**Material for the task:**
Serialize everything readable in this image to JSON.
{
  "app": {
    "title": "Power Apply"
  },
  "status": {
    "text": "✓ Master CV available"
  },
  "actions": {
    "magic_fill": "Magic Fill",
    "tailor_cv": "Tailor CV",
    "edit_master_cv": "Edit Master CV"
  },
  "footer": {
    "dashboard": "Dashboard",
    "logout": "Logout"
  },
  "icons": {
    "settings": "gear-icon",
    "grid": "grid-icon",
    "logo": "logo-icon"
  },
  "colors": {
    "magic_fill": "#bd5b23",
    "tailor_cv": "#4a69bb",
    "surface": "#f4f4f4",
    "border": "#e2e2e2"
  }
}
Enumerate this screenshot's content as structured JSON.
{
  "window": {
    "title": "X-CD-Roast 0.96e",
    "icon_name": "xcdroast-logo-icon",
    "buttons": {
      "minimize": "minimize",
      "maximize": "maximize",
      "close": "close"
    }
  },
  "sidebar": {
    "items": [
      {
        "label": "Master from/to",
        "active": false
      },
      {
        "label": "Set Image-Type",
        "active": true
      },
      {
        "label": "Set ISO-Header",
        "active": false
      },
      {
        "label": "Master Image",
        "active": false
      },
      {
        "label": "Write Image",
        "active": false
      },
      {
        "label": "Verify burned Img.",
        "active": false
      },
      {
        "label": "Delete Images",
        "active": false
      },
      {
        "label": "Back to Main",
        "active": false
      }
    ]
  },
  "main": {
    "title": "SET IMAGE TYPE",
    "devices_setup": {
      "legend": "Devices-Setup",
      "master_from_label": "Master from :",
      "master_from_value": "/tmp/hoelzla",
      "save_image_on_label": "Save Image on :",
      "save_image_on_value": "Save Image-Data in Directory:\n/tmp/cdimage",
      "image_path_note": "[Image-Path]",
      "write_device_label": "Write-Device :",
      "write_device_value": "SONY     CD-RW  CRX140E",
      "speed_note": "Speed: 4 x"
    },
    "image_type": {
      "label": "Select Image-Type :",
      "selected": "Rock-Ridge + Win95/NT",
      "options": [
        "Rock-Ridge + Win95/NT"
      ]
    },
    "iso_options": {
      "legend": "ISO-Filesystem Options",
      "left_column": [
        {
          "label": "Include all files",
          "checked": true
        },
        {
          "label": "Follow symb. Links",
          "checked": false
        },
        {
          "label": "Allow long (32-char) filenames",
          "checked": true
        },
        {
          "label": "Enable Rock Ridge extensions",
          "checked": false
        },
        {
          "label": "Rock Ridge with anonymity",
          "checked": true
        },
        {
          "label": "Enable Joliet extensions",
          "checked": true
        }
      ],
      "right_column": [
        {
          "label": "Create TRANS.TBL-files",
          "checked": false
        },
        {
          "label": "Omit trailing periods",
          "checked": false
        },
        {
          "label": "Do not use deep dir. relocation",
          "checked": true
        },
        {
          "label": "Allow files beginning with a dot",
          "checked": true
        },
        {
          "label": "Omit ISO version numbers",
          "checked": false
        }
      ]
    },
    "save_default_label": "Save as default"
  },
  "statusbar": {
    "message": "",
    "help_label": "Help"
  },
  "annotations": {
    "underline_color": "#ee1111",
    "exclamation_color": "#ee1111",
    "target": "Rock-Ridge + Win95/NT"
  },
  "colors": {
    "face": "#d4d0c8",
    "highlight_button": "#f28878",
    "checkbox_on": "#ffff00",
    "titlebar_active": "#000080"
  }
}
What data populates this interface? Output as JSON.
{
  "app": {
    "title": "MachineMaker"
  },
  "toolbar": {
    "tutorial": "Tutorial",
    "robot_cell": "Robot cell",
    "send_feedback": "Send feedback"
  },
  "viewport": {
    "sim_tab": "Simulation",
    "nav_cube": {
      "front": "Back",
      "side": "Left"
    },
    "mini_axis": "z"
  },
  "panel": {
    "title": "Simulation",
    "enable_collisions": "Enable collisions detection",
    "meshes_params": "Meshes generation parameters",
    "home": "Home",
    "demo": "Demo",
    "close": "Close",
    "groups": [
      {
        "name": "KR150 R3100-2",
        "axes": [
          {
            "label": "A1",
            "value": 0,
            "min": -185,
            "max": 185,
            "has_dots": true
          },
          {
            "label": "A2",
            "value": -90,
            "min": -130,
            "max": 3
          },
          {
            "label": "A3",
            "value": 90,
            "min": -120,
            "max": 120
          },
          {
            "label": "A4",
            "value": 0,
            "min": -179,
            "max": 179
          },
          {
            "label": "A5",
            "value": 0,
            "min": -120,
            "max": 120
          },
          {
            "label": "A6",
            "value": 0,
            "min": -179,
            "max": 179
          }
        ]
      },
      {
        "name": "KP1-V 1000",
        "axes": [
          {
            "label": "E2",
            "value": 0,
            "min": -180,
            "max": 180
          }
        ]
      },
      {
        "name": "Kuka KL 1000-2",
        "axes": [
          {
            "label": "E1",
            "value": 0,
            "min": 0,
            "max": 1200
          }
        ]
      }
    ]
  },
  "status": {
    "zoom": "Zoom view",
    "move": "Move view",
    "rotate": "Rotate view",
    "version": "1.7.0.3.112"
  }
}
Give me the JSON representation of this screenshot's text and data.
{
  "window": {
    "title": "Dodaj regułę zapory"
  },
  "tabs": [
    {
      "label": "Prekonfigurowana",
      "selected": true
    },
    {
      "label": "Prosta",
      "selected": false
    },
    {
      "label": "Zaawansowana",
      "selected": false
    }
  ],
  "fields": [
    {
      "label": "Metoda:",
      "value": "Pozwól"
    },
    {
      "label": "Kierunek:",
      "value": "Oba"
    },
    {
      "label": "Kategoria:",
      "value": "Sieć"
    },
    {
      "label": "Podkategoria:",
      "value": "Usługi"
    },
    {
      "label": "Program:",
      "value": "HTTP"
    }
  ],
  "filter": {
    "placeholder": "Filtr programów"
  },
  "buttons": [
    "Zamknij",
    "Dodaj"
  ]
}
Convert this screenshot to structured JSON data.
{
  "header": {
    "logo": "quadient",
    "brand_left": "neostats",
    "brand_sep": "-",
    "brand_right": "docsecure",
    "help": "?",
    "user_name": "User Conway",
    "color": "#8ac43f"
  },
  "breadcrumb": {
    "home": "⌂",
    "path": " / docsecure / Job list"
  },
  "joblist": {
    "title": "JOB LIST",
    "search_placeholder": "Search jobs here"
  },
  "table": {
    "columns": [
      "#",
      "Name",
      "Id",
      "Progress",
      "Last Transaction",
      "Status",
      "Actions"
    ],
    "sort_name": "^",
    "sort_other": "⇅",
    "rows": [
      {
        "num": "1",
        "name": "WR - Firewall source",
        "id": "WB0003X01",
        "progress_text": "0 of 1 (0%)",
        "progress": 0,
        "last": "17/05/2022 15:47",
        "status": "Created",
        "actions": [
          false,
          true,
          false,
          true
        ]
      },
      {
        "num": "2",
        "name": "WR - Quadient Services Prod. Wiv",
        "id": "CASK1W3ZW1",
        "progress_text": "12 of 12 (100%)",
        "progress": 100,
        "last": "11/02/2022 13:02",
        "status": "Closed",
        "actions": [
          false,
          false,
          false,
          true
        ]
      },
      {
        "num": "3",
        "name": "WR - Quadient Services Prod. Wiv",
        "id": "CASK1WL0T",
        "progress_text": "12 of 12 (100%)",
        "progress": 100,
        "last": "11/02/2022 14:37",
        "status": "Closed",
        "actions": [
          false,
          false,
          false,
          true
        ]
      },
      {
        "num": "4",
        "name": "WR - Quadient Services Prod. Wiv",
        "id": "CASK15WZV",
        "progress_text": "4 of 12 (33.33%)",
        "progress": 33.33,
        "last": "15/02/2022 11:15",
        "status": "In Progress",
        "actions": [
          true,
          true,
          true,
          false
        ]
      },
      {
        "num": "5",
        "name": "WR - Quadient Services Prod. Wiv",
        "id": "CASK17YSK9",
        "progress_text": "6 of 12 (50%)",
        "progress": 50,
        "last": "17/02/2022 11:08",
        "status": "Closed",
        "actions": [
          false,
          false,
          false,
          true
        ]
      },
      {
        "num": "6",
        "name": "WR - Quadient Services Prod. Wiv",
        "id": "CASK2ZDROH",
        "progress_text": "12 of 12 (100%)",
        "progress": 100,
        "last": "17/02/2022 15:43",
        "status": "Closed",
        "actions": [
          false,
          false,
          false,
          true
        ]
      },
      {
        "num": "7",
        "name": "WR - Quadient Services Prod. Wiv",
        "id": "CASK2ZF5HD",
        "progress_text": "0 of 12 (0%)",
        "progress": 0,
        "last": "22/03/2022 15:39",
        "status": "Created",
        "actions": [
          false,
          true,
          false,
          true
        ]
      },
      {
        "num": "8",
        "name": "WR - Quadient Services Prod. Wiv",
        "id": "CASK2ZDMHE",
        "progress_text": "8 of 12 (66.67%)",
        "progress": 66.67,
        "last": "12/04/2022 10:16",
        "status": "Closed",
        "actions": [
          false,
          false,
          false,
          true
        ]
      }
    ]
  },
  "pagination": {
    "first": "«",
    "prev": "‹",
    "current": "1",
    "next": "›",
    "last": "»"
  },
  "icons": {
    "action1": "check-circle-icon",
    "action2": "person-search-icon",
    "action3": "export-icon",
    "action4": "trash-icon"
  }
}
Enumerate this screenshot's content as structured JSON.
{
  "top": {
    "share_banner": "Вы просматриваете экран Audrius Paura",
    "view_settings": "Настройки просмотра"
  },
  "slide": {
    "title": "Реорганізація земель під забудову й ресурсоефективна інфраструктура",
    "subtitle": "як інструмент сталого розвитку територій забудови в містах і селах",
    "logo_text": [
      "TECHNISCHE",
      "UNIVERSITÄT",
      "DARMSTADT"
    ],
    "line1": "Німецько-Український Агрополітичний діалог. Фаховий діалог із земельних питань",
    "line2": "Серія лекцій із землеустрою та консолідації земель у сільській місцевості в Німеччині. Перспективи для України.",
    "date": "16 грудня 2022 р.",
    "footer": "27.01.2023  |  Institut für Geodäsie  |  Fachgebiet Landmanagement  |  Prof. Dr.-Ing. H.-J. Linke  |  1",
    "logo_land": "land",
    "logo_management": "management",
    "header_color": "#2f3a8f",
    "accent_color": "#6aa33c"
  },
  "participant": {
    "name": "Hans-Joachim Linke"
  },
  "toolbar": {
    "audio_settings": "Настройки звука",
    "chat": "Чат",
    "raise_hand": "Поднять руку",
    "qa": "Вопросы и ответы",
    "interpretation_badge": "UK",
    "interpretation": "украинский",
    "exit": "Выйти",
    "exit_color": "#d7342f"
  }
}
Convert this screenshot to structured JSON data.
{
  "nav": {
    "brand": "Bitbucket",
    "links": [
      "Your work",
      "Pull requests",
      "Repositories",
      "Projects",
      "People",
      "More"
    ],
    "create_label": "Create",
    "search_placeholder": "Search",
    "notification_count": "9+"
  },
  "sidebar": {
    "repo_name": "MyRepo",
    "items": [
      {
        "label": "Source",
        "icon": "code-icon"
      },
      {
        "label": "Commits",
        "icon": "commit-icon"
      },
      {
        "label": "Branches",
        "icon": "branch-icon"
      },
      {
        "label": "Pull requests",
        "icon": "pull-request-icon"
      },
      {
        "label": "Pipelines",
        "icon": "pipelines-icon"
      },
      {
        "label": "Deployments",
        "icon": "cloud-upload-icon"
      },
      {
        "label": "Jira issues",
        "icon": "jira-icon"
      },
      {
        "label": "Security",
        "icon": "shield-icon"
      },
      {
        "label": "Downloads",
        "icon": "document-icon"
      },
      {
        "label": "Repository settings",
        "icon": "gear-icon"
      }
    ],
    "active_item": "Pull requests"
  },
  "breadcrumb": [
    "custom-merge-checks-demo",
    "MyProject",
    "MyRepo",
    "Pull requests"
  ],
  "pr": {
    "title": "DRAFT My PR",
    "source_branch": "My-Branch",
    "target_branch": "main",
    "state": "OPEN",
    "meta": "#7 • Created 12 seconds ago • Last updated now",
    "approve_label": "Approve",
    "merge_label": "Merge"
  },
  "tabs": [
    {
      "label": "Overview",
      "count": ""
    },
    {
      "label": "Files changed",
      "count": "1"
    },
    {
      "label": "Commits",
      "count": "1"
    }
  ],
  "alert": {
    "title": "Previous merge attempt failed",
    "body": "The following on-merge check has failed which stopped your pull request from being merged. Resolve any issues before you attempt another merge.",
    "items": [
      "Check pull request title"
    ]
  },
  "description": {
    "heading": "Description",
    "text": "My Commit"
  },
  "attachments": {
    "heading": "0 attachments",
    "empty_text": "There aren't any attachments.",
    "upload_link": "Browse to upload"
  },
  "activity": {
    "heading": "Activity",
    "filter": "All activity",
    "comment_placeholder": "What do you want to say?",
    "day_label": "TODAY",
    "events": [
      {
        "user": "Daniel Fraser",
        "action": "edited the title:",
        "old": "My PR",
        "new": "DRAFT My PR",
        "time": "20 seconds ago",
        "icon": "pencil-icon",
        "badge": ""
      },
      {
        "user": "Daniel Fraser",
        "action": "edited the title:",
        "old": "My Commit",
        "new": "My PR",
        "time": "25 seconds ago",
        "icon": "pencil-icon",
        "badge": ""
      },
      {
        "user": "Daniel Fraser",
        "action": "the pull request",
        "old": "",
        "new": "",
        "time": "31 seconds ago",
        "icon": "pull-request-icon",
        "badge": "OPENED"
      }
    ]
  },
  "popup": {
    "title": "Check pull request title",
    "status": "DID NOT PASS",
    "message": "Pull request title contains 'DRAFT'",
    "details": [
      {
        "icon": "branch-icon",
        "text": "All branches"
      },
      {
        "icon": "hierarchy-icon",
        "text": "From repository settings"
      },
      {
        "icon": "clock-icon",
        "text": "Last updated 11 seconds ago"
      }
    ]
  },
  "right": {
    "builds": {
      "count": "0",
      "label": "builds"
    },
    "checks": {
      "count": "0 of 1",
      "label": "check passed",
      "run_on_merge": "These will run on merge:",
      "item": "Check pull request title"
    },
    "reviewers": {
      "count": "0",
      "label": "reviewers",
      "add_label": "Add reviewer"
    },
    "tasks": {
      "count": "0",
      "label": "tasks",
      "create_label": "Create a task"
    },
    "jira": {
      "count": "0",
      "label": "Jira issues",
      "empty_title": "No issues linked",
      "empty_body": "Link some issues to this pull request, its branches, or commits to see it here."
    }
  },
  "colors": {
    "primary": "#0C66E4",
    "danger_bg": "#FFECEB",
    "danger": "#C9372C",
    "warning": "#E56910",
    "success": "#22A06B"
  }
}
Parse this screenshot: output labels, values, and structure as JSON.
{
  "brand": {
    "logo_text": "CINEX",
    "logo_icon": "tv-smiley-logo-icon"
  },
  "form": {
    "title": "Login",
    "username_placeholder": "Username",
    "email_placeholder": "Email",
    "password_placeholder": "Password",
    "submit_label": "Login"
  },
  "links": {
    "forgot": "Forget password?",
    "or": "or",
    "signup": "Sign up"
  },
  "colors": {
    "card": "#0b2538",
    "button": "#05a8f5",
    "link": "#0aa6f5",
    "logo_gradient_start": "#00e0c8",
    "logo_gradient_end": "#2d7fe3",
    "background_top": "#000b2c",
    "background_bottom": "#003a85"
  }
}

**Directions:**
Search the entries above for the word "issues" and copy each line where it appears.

**Written solution:**
        "label": "Jira issues",
    "body": "The following on-merge check has failed which stopped your pull request from being merged. Resolve any issues before you attempt another merge.",
      "label": "Jira issues",
      "empty_title": "No issues linked",
      "empty_body": "Link some issues to this pull request, its branches, or commits to see it here."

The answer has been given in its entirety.